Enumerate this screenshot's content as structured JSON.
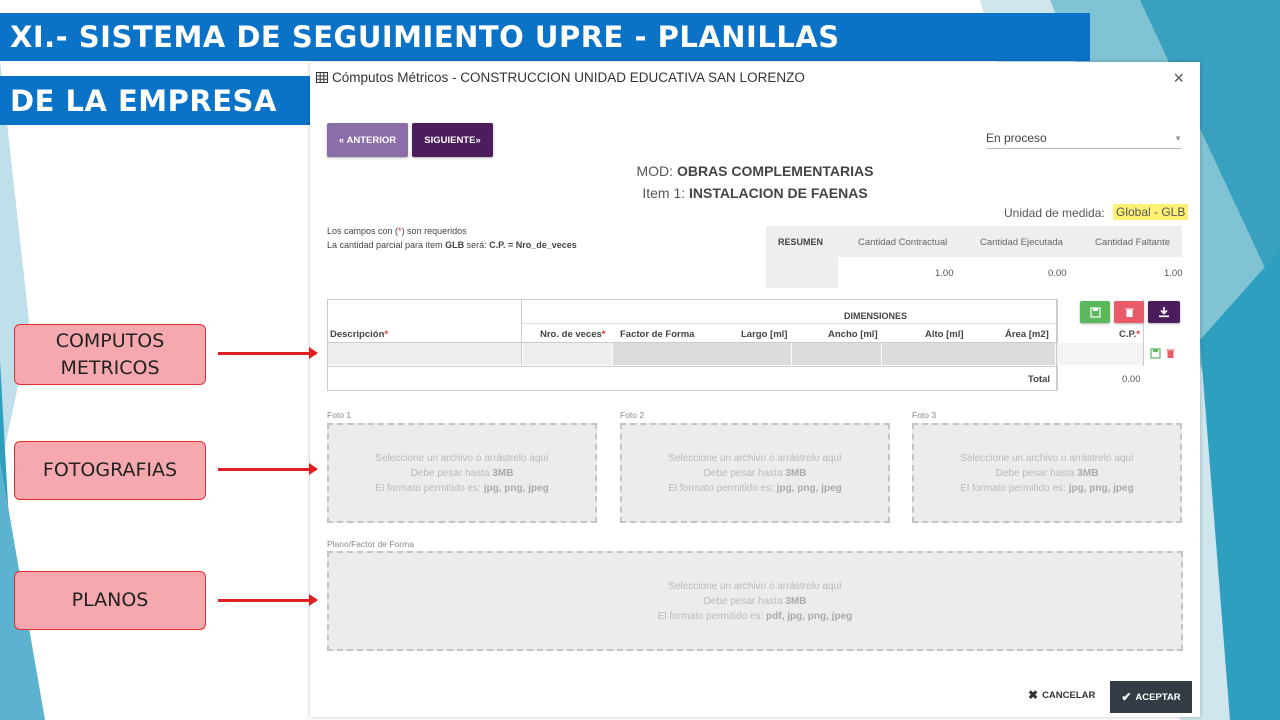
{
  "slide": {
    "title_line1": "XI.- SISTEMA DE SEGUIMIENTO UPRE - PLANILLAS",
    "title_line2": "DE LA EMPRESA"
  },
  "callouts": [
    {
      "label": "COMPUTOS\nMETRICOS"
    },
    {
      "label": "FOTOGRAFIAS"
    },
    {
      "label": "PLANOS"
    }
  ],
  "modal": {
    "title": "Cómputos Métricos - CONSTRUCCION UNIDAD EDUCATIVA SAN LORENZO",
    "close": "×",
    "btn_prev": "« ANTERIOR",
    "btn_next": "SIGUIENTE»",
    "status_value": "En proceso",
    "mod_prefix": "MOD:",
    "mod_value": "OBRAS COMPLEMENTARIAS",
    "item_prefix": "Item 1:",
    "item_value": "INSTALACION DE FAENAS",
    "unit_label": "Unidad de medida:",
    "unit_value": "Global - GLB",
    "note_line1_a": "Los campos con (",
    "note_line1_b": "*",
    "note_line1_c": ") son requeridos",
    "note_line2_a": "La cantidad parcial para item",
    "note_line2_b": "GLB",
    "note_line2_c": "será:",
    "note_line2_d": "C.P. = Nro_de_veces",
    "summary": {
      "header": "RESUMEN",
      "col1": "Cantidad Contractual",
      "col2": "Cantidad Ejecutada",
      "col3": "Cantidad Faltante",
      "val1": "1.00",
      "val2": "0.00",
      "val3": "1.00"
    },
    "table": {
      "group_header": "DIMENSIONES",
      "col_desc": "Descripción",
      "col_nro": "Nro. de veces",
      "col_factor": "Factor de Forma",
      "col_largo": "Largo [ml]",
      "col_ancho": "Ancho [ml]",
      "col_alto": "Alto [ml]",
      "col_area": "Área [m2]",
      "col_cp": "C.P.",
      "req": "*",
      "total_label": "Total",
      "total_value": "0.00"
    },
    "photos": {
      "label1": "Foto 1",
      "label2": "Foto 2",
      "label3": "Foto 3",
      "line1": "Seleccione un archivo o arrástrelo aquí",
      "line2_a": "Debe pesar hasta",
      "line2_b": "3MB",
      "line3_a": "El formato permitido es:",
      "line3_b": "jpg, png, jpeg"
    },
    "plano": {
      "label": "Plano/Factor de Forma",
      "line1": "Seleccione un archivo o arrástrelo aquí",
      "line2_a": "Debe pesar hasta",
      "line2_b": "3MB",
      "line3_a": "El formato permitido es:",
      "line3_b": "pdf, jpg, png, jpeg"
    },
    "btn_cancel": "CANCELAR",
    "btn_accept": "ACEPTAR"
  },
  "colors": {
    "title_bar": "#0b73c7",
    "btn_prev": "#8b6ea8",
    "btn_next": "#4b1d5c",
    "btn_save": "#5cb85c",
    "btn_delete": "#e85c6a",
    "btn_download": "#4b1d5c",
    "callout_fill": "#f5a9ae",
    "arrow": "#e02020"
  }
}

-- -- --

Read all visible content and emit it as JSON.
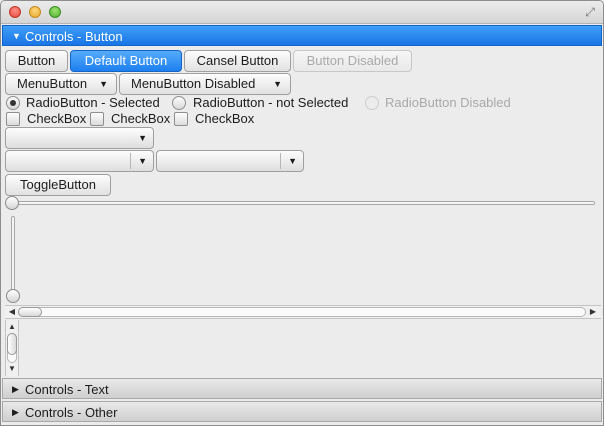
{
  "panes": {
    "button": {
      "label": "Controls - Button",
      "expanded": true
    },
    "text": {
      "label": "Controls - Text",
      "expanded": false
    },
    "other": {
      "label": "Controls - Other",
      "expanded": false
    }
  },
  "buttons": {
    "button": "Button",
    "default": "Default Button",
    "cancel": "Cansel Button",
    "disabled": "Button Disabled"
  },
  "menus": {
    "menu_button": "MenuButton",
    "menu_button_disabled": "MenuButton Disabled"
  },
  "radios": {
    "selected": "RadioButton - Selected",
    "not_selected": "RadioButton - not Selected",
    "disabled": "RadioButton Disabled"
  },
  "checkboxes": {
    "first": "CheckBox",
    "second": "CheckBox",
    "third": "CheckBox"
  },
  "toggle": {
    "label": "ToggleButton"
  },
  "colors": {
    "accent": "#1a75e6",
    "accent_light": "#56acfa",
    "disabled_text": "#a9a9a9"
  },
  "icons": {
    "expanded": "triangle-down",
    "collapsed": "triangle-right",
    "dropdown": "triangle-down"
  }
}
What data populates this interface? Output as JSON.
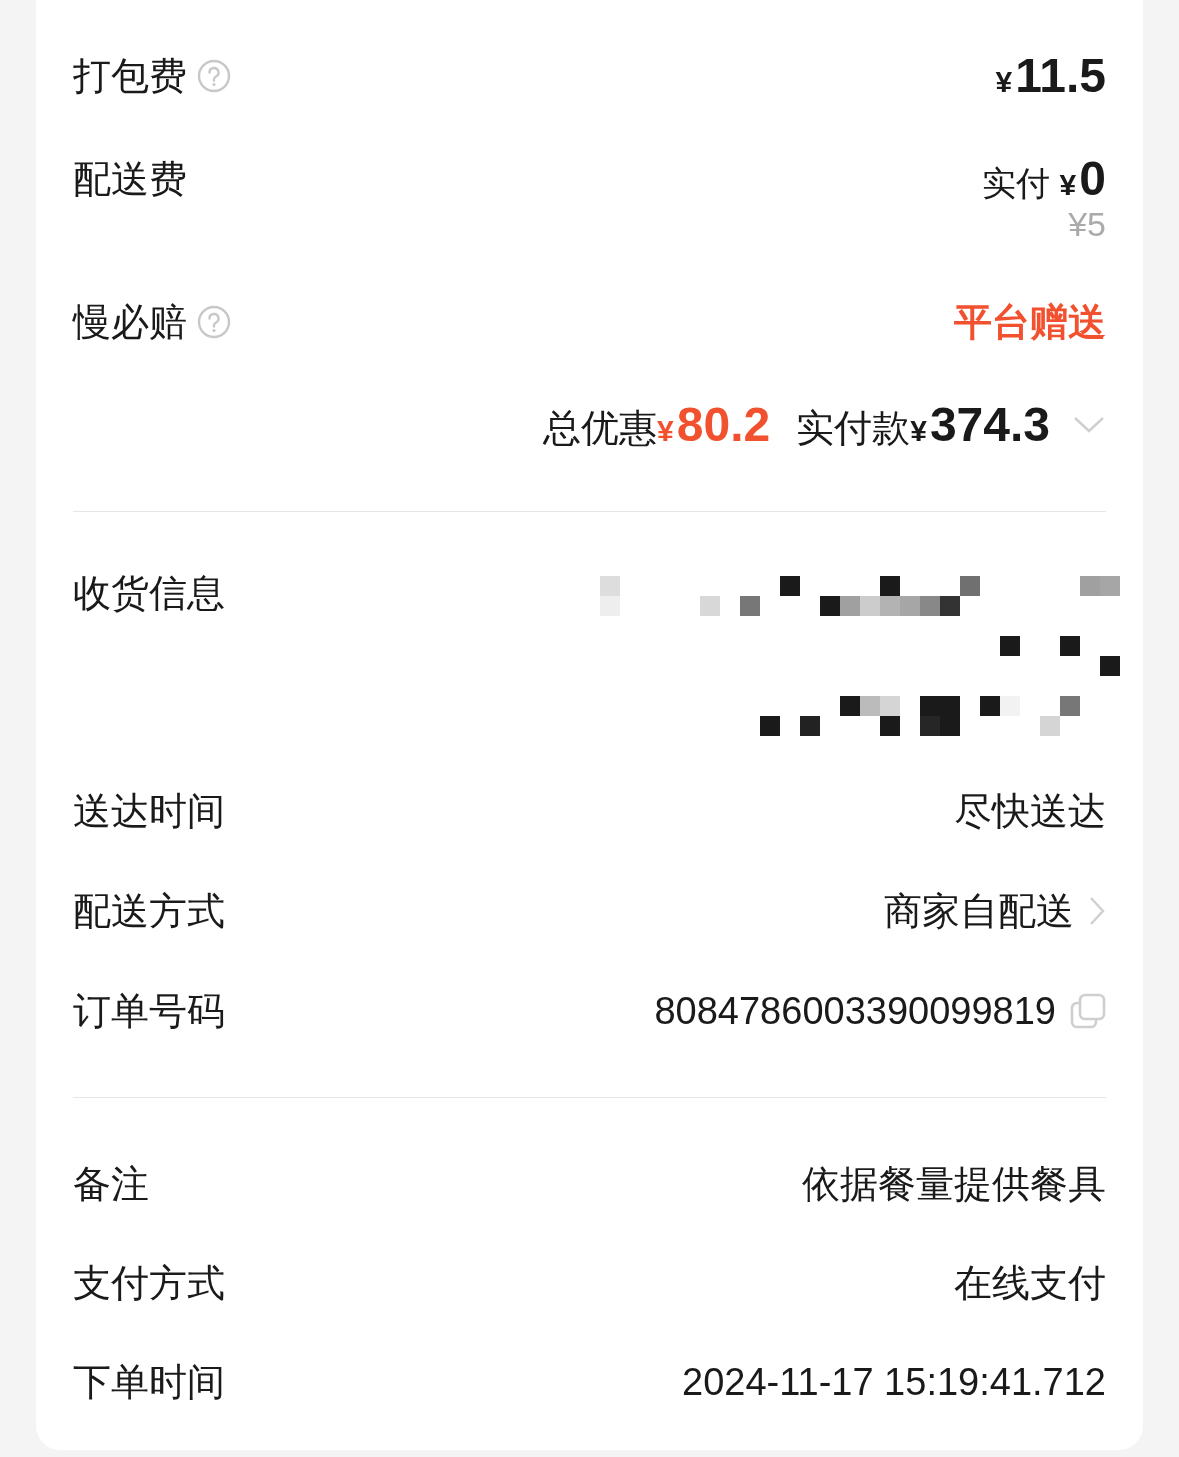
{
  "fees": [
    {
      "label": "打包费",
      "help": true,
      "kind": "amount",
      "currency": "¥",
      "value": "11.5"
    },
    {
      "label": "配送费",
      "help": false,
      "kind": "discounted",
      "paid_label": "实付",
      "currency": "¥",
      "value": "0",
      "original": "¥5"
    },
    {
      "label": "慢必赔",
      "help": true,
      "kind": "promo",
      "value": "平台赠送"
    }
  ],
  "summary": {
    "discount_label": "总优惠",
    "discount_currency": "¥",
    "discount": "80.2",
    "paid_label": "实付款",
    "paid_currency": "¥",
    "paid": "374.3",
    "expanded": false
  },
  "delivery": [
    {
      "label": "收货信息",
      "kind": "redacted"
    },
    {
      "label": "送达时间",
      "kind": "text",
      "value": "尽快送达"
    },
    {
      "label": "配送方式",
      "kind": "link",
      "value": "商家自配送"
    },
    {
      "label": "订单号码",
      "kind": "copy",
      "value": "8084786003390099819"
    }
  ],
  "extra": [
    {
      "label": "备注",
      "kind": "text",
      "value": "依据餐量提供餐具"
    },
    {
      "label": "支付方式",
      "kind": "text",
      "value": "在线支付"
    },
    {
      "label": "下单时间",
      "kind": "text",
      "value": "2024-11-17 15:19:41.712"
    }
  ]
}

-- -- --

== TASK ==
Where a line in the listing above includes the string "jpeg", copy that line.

== RESPONSE AREA ==
      "line3_b": "jpg, png, jpeg"
      "line3_b": "pdf, jpg, png, jpeg"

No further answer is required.